Testing the Bean Tester Application

After you have designed and developed the bean tester application, you're probably itching to see it in action. You can try out the application by executing the application class, BeanTester.class, within the Java 1.1 interpreter, like this:

java BeanTester

CAUTION: Make sure the CLASSPATH environment variable is set so that the bean classes are accessible by the Java interpreter. This means that the root directory of the sample bean classes needs to appear in the listing of paths stored in CLASSPATH. If you installed the bean examples to your hard drive from the accompanying CD-ROM, then this directory will be the root directory of your hard drive.

When you execute the application in the Java interpreter, you'll see something similar to Figure 14.1.

Figure 14.1. The bean tester application upon being executed.

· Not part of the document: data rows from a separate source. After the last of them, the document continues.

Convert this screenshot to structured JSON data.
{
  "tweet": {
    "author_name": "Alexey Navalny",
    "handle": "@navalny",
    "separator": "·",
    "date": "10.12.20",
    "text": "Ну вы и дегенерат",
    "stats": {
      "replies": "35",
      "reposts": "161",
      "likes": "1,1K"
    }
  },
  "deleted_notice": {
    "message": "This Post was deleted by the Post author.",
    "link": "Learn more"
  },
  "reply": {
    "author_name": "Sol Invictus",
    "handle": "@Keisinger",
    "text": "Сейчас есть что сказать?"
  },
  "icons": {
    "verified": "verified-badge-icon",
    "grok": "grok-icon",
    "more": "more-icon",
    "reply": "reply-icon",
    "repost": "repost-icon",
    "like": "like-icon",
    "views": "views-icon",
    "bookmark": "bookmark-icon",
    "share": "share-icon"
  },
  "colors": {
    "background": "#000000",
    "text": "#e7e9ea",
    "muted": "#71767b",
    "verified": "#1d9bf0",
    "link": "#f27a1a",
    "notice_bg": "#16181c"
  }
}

Try pushing the different buttons to see how they impact the rest of the beans. Notice that both the LED display and the meter bar beans are impacted by the Increment and Decrement buttons. Figure 14.2 shows how the application looks after you try out these buttons.

You should also try pressing the Play and Stop buttons to see how they affect the audio player bean. Because the bean is set to looping, you'll have to press the Stop button to stop the playing after you press Play.

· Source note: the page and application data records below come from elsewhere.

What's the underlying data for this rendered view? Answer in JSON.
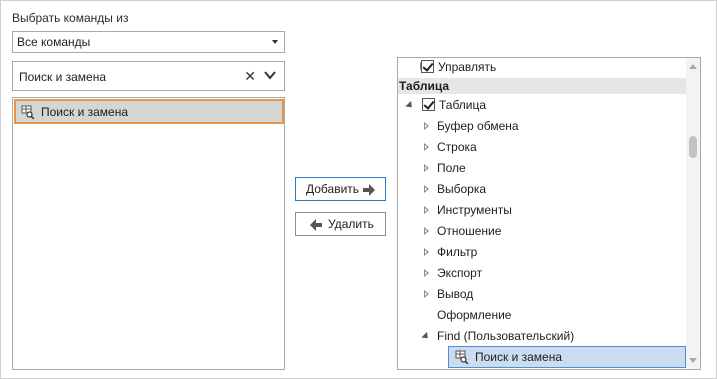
{
  "left": {
    "choose_label": "Выбрать команды из",
    "combo_value": "Все команды",
    "search_value": "Поиск и замена",
    "list_items": [
      "Поиск и замена"
    ]
  },
  "buttons": {
    "add_label": "Добавить",
    "remove_label": "Удалить"
  },
  "tree": {
    "top_partial": "Управлять",
    "group_header": "Таблица",
    "root": "Таблица",
    "children": [
      "Буфер обмена",
      "Строка",
      "Поле",
      "Выборка",
      "Инструменты",
      "Отношение",
      "Фильтр",
      "Экспорт",
      "Вывод"
    ],
    "leaf": "Оформление",
    "custom_group": "Find (Пользовательский)",
    "selected_item": "Поиск и замена"
  },
  "colors": {
    "accent_border": "#e8944a",
    "selection_fill": "#c9dcf0",
    "selection_border": "#4f8fcf",
    "primary_button_border": "#2c7cc4"
  }
}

You've now tested out all your beans in a non-visual development environment, which is proof that JavaBeans components are as easy to use at a programmatic level as normal Java classes. In the process, you gained some extra insight about the internals of how beans are used together.

Figure 14.2. The bean tester application after you push the buttons to interact with the beans.


This chapter focused on using JavaBeans in non-visual development environments where you have to do everything in straight source code. Although this isn't the recommended development approach in regard to JavaBeans, it is nevertheless a reality that you might have to use it at one time or another. Besides, reverting back to source code can often give you more insight about what is happening in an automated visual environment, which can come in handy. You began the chapter by learning about the primary issues involved in using beans at the source code level. You then moved on to design and develop the bean tester application, which used all the beans you developed in Part III of the book. The chapter finished up by testing out the bean tester application.

If nothing else, this chapter hopefully showed you that JavaBeans components are very similar to traditional Java classes, especially in how they are used at the source code level. This is an important realization because it highlights the fact that there is nothing secret or magical about the JavaBeans technology. Sure, some neat things go on behind the scenes when you use a bean with an application builder tool, such as automatic introspection, but when it comes down to it, a bean is really just a normal Java class with some extra component-related functionality. This chapter exposed this fact by using beans in a traditional hand-coded application.

The next chapter steps back from the coding a great deal by looking into some advanced JavaBeans concepts. Feel free to breathe a sigh of relief if you've felt overburdened by all the source code thrown at you in the past few chapters!